● Exercise objective:
Go through the data line by line and count the lines that hold "title". Reply with the total only.

● Given entries:
━━━━━━━━━━

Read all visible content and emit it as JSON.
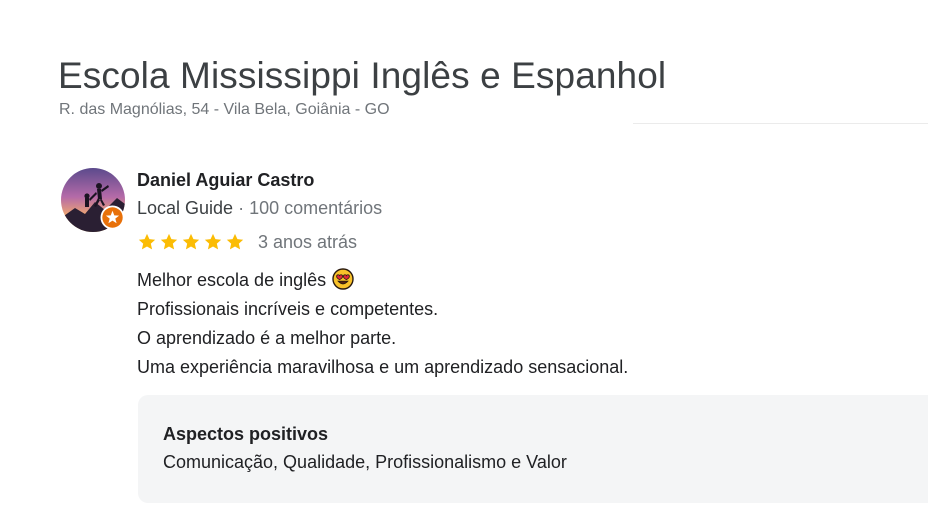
{
  "place": {
    "title": "Escola Mississippi Inglês e Espanhol",
    "address": "R. das Magnólias, 54 - Vila Bela, Goiânia - GO"
  },
  "review": {
    "reviewer": {
      "name": "Daniel Aguiar Castro",
      "badge": "Local Guide",
      "separator": "·",
      "review_count": "100 comentários",
      "avatar_icon": "climber-silhouette-avatar",
      "badge_icon": "local-guide-star-icon"
    },
    "rating": {
      "stars": 5,
      "max": 5,
      "color": "#fbbc04",
      "date": "3 anos atrás"
    },
    "lines": [
      "Melhor escola de inglês",
      "Profissionais incríveis e competentes.",
      "O aprendizado é a melhor parte.",
      "Uma experiência maravilhosa e um aprendizado sensacional."
    ],
    "emoji": "heart-eyes-emoji",
    "aspects": {
      "title": "Aspectos positivos",
      "values": "Comunicação, Qualidade, Profissionalismo e Valor"
    }
  },
  "colors": {
    "title": "#3c4043",
    "secondary_text": "#70757a",
    "star": "#fbbc04",
    "badge": "#e8710a",
    "aspects_background": "#f4f5f6"
  }
}
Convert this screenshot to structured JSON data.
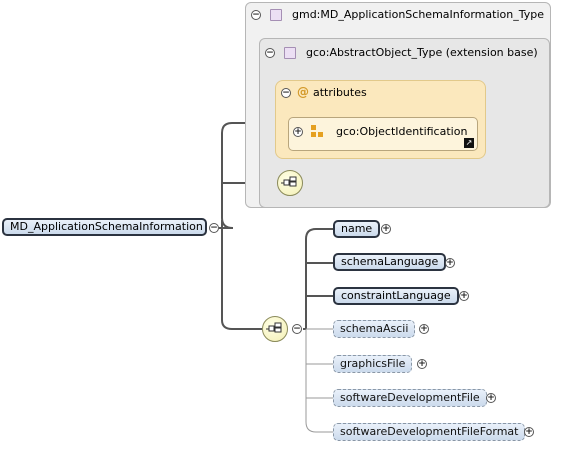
{
  "root_element": "MD_ApplicationSchemaInformation",
  "complex_type": "gmd:MD_ApplicationSchemaInformation_Type",
  "extension_base": "gco:AbstractObject_Type (extension base)",
  "attributes_label": "attributes",
  "attribute_group": "gco:ObjectIdentification",
  "elements": [
    {
      "name": "name",
      "required": true
    },
    {
      "name": "schemaLanguage",
      "required": true
    },
    {
      "name": "constraintLanguage",
      "required": true
    },
    {
      "name": "schemaAscii",
      "required": false
    },
    {
      "name": "graphicsFile",
      "required": false
    },
    {
      "name": "softwareDevelopmentFile",
      "required": false
    },
    {
      "name": "softwareDevelopmentFileFormat",
      "required": false
    }
  ],
  "icons": {
    "expand": "plus-circle-icon",
    "collapse": "minus-circle-icon",
    "complex_type": "complex-type-icon",
    "attribute": "attribute-at-icon",
    "attribute_group": "attribute-group-icon",
    "sequence": "sequence-compositor-icon",
    "external_link": "external-link-icon"
  },
  "colors": {
    "element_fill": "#cbdaec",
    "attribute_fill": "#fbe8bd",
    "type_box_fill": "#f1f1f1",
    "connector": "#555555"
  }
}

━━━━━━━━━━

● Task answer:
3